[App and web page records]
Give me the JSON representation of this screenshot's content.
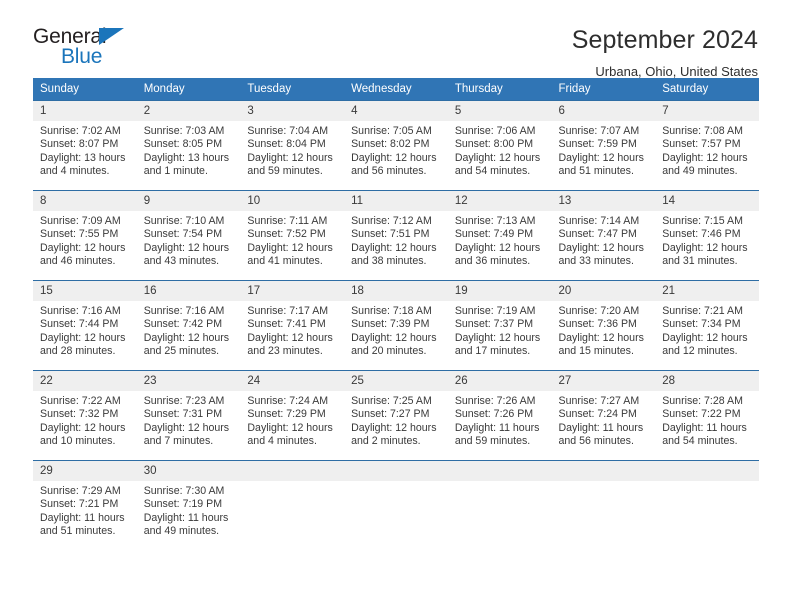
{
  "brand": {
    "name_top": "General",
    "name_bottom": "Blue",
    "accent_color": "#1b75bb"
  },
  "header": {
    "title": "September 2024",
    "subtitle": "Urbana, Ohio, United States"
  },
  "theme": {
    "header_bg": "#3075b5",
    "row_border": "#2e6da4",
    "daynum_bg": "#efefef"
  },
  "weekday_headers": [
    "Sunday",
    "Monday",
    "Tuesday",
    "Wednesday",
    "Thursday",
    "Friday",
    "Saturday"
  ],
  "labels": {
    "sunrise_prefix": "Sunrise:",
    "sunset_prefix": "Sunset:",
    "daylight_prefix": "Daylight:"
  },
  "weeks": [
    [
      {
        "day": "1",
        "sunrise": "Sunrise: 7:02 AM",
        "sunset": "Sunset: 8:07 PM",
        "daylight_line1": "Daylight: 13 hours",
        "daylight_line2": "and 4 minutes."
      },
      {
        "day": "2",
        "sunrise": "Sunrise: 7:03 AM",
        "sunset": "Sunset: 8:05 PM",
        "daylight_line1": "Daylight: 13 hours",
        "daylight_line2": "and 1 minute."
      },
      {
        "day": "3",
        "sunrise": "Sunrise: 7:04 AM",
        "sunset": "Sunset: 8:04 PM",
        "daylight_line1": "Daylight: 12 hours",
        "daylight_line2": "and 59 minutes."
      },
      {
        "day": "4",
        "sunrise": "Sunrise: 7:05 AM",
        "sunset": "Sunset: 8:02 PM",
        "daylight_line1": "Daylight: 12 hours",
        "daylight_line2": "and 56 minutes."
      },
      {
        "day": "5",
        "sunrise": "Sunrise: 7:06 AM",
        "sunset": "Sunset: 8:00 PM",
        "daylight_line1": "Daylight: 12 hours",
        "daylight_line2": "and 54 minutes."
      },
      {
        "day": "6",
        "sunrise": "Sunrise: 7:07 AM",
        "sunset": "Sunset: 7:59 PM",
        "daylight_line1": "Daylight: 12 hours",
        "daylight_line2": "and 51 minutes."
      },
      {
        "day": "7",
        "sunrise": "Sunrise: 7:08 AM",
        "sunset": "Sunset: 7:57 PM",
        "daylight_line1": "Daylight: 12 hours",
        "daylight_line2": "and 49 minutes."
      }
    ],
    [
      {
        "day": "8",
        "sunrise": "Sunrise: 7:09 AM",
        "sunset": "Sunset: 7:55 PM",
        "daylight_line1": "Daylight: 12 hours",
        "daylight_line2": "and 46 minutes."
      },
      {
        "day": "9",
        "sunrise": "Sunrise: 7:10 AM",
        "sunset": "Sunset: 7:54 PM",
        "daylight_line1": "Daylight: 12 hours",
        "daylight_line2": "and 43 minutes."
      },
      {
        "day": "10",
        "sunrise": "Sunrise: 7:11 AM",
        "sunset": "Sunset: 7:52 PM",
        "daylight_line1": "Daylight: 12 hours",
        "daylight_line2": "and 41 minutes."
      },
      {
        "day": "11",
        "sunrise": "Sunrise: 7:12 AM",
        "sunset": "Sunset: 7:51 PM",
        "daylight_line1": "Daylight: 12 hours",
        "daylight_line2": "and 38 minutes."
      },
      {
        "day": "12",
        "sunrise": "Sunrise: 7:13 AM",
        "sunset": "Sunset: 7:49 PM",
        "daylight_line1": "Daylight: 12 hours",
        "daylight_line2": "and 36 minutes."
      },
      {
        "day": "13",
        "sunrise": "Sunrise: 7:14 AM",
        "sunset": "Sunset: 7:47 PM",
        "daylight_line1": "Daylight: 12 hours",
        "daylight_line2": "and 33 minutes."
      },
      {
        "day": "14",
        "sunrise": "Sunrise: 7:15 AM",
        "sunset": "Sunset: 7:46 PM",
        "daylight_line1": "Daylight: 12 hours",
        "daylight_line2": "and 31 minutes."
      }
    ],
    [
      {
        "day": "15",
        "sunrise": "Sunrise: 7:16 AM",
        "sunset": "Sunset: 7:44 PM",
        "daylight_line1": "Daylight: 12 hours",
        "daylight_line2": "and 28 minutes."
      },
      {
        "day": "16",
        "sunrise": "Sunrise: 7:16 AM",
        "sunset": "Sunset: 7:42 PM",
        "daylight_line1": "Daylight: 12 hours",
        "daylight_line2": "and 25 minutes."
      },
      {
        "day": "17",
        "sunrise": "Sunrise: 7:17 AM",
        "sunset": "Sunset: 7:41 PM",
        "daylight_line1": "Daylight: 12 hours",
        "daylight_line2": "and 23 minutes."
      },
      {
        "day": "18",
        "sunrise": "Sunrise: 7:18 AM",
        "sunset": "Sunset: 7:39 PM",
        "daylight_line1": "Daylight: 12 hours",
        "daylight_line2": "and 20 minutes."
      },
      {
        "day": "19",
        "sunrise": "Sunrise: 7:19 AM",
        "sunset": "Sunset: 7:37 PM",
        "daylight_line1": "Daylight: 12 hours",
        "daylight_line2": "and 17 minutes."
      },
      {
        "day": "20",
        "sunrise": "Sunrise: 7:20 AM",
        "sunset": "Sunset: 7:36 PM",
        "daylight_line1": "Daylight: 12 hours",
        "daylight_line2": "and 15 minutes."
      },
      {
        "day": "21",
        "sunrise": "Sunrise: 7:21 AM",
        "sunset": "Sunset: 7:34 PM",
        "daylight_line1": "Daylight: 12 hours",
        "daylight_line2": "and 12 minutes."
      }
    ],
    [
      {
        "day": "22",
        "sunrise": "Sunrise: 7:22 AM",
        "sunset": "Sunset: 7:32 PM",
        "daylight_line1": "Daylight: 12 hours",
        "daylight_line2": "and 10 minutes."
      },
      {
        "day": "23",
        "sunrise": "Sunrise: 7:23 AM",
        "sunset": "Sunset: 7:31 PM",
        "daylight_line1": "Daylight: 12 hours",
        "daylight_line2": "and 7 minutes."
      },
      {
        "day": "24",
        "sunrise": "Sunrise: 7:24 AM",
        "sunset": "Sunset: 7:29 PM",
        "daylight_line1": "Daylight: 12 hours",
        "daylight_line2": "and 4 minutes."
      },
      {
        "day": "25",
        "sunrise": "Sunrise: 7:25 AM",
        "sunset": "Sunset: 7:27 PM",
        "daylight_line1": "Daylight: 12 hours",
        "daylight_line2": "and 2 minutes."
      },
      {
        "day": "26",
        "sunrise": "Sunrise: 7:26 AM",
        "sunset": "Sunset: 7:26 PM",
        "daylight_line1": "Daylight: 11 hours",
        "daylight_line2": "and 59 minutes."
      },
      {
        "day": "27",
        "sunrise": "Sunrise: 7:27 AM",
        "sunset": "Sunset: 7:24 PM",
        "daylight_line1": "Daylight: 11 hours",
        "daylight_line2": "and 56 minutes."
      },
      {
        "day": "28",
        "sunrise": "Sunrise: 7:28 AM",
        "sunset": "Sunset: 7:22 PM",
        "daylight_line1": "Daylight: 11 hours",
        "daylight_line2": "and 54 minutes."
      }
    ],
    [
      {
        "day": "29",
        "sunrise": "Sunrise: 7:29 AM",
        "sunset": "Sunset: 7:21 PM",
        "daylight_line1": "Daylight: 11 hours",
        "daylight_line2": "and 51 minutes."
      },
      {
        "day": "30",
        "sunrise": "Sunrise: 7:30 AM",
        "sunset": "Sunset: 7:19 PM",
        "daylight_line1": "Daylight: 11 hours",
        "daylight_line2": "and 49 minutes."
      },
      {
        "day": "",
        "sunrise": "",
        "sunset": "",
        "daylight_line1": "",
        "daylight_line2": ""
      },
      {
        "day": "",
        "sunrise": "",
        "sunset": "",
        "daylight_line1": "",
        "daylight_line2": ""
      },
      {
        "day": "",
        "sunrise": "",
        "sunset": "",
        "daylight_line1": "",
        "daylight_line2": ""
      },
      {
        "day": "",
        "sunrise": "",
        "sunset": "",
        "daylight_line1": "",
        "daylight_line2": ""
      },
      {
        "day": "",
        "sunrise": "",
        "sunset": "",
        "daylight_line1": "",
        "daylight_line2": ""
      }
    ]
  ]
}
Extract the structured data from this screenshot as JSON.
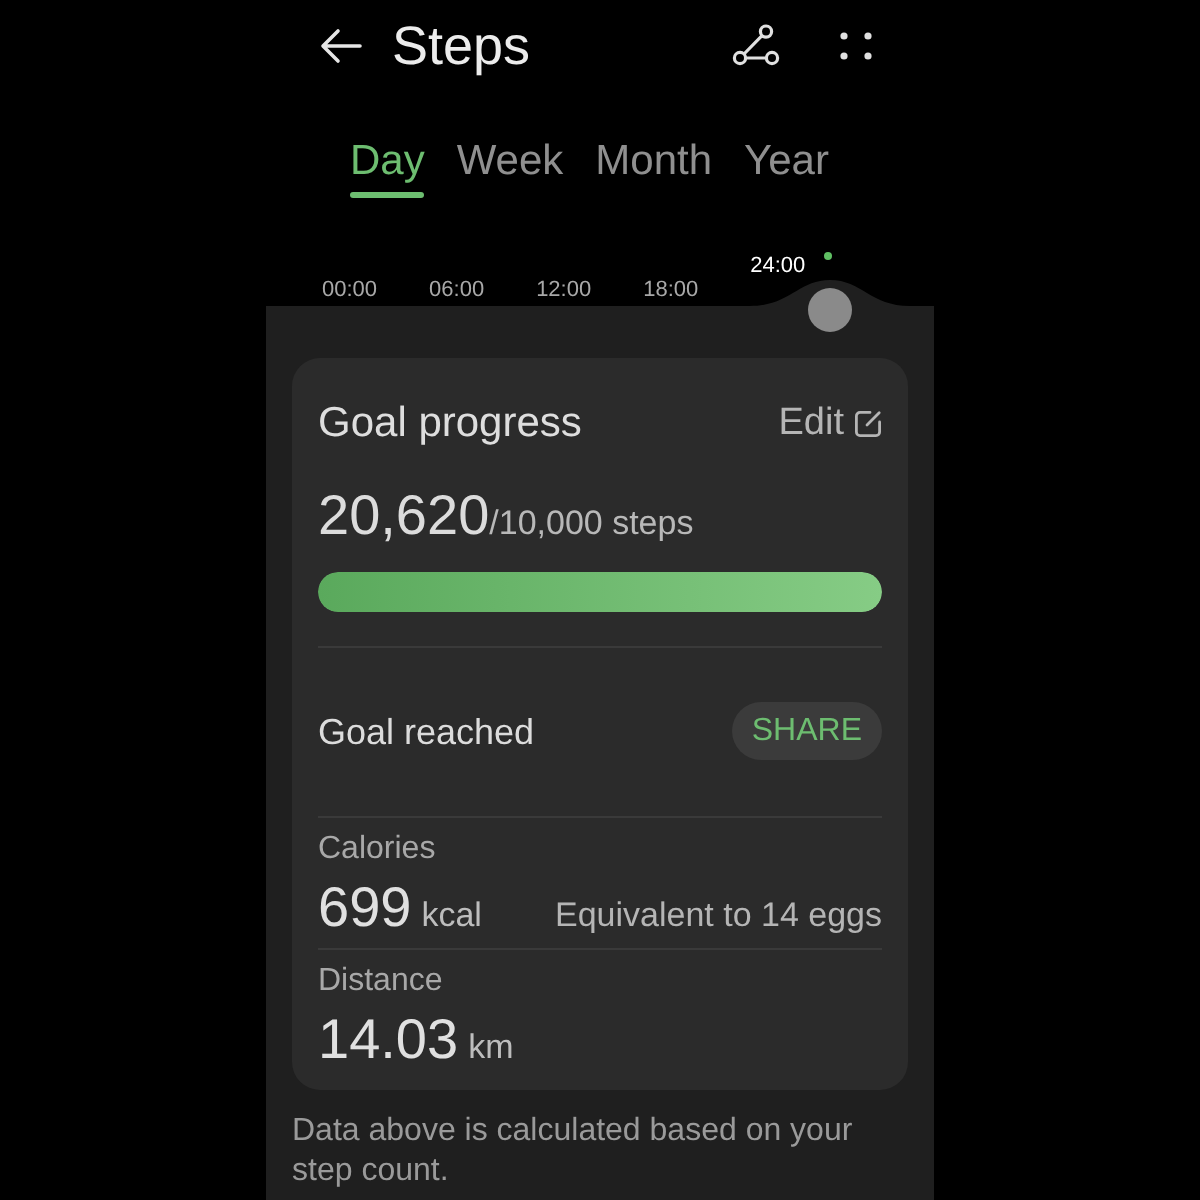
{
  "header": {
    "title": "Steps"
  },
  "tabs": [
    {
      "label": "Day",
      "selected": true
    },
    {
      "label": "Week",
      "selected": false
    },
    {
      "label": "Month",
      "selected": false
    },
    {
      "label": "Year",
      "selected": false
    }
  ],
  "timeline": {
    "ticks": [
      "00:00",
      "06:00",
      "12:00",
      "18:00"
    ],
    "current_time": "24:00"
  },
  "goal_card": {
    "title": "Goal progress",
    "edit_label": "Edit",
    "steps": "20,620",
    "goal": "/10,000 steps",
    "level": 1,
    "status": "Goal reached",
    "share_label": "SHARE",
    "metrics": [
      {
        "label": "Calories",
        "value": "699",
        "unit": "kcal",
        "note": "Equivalent to 14 eggs"
      },
      {
        "label": "Distance",
        "value": "14.03",
        "unit": "km"
      }
    ]
  },
  "footnote": "Data above is calculated based on your step count."
}
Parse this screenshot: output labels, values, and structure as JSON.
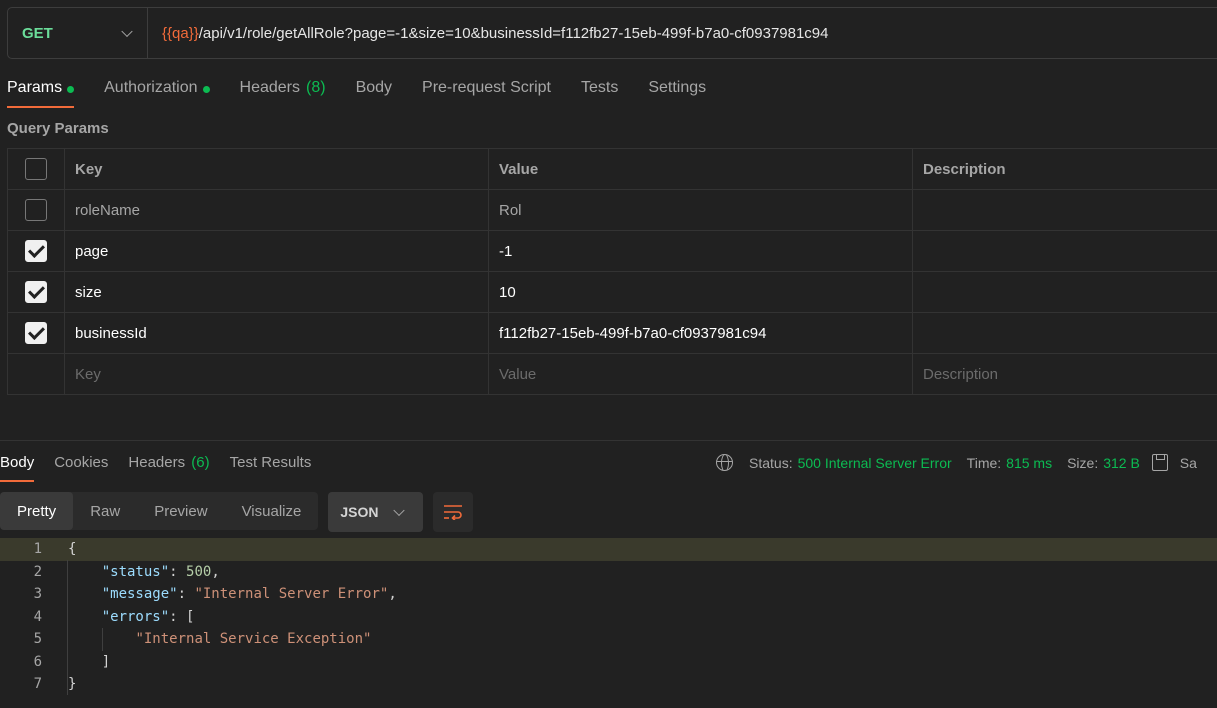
{
  "request": {
    "method": "GET",
    "url_variable": "{{qa}}",
    "url_path": "/api/v1/role/getAllRole?page=-1&size=10&businessId=f112fb27-15eb-499f-b7a0-cf0937981c94"
  },
  "request_tabs": [
    {
      "label": "Params",
      "dot": true,
      "active": true
    },
    {
      "label": "Authorization",
      "dot": true
    },
    {
      "label": "Headers",
      "count": "(8)"
    },
    {
      "label": "Body"
    },
    {
      "label": "Pre-request Script"
    },
    {
      "label": "Tests"
    },
    {
      "label": "Settings"
    }
  ],
  "query_params": {
    "title": "Query Params",
    "headers": {
      "key": "Key",
      "value": "Value",
      "description": "Description"
    },
    "rows": [
      {
        "key": "roleName",
        "value": "Rol",
        "enabled": false
      },
      {
        "key": "page",
        "value": "-1",
        "enabled": true
      },
      {
        "key": "size",
        "value": "10",
        "enabled": true
      },
      {
        "key": "businessId",
        "value": "f112fb27-15eb-499f-b7a0-cf0937981c94",
        "enabled": true
      }
    ],
    "placeholders": {
      "key": "Key",
      "value": "Value",
      "description": "Description"
    }
  },
  "response_tabs": [
    {
      "label": "Body",
      "active": true
    },
    {
      "label": "Cookies"
    },
    {
      "label": "Headers",
      "count": "(6)"
    },
    {
      "label": "Test Results"
    }
  ],
  "status_bar": {
    "status_label": "Status:",
    "status_value": "500 Internal Server Error",
    "time_label": "Time:",
    "time_value": "815 ms",
    "size_label": "Size:",
    "size_value": "312 B",
    "save_label": "Sa"
  },
  "view_modes": [
    "Pretty",
    "Raw",
    "Preview",
    "Visualize"
  ],
  "format": "JSON",
  "code": {
    "line_numbers": [
      "1",
      "2",
      "3",
      "4",
      "5",
      "6",
      "7"
    ],
    "open_brace": "{",
    "close_brace": "}",
    "k_status": "\"status\"",
    "v_status": "500",
    "k_message": "\"message\"",
    "v_message": "\"Internal Server Error\"",
    "k_errors": "\"errors\"",
    "v_error_item": "\"Internal Service Exception\"",
    "colon": ": ",
    "comma": ",",
    "open_bracket": "[",
    "close_bracket": "]"
  },
  "colors": {
    "accent": "#f26b3a",
    "success": "#0cbb52",
    "method": "#6bdd9a"
  }
}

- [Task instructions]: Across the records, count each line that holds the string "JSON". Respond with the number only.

- [Response box]: 4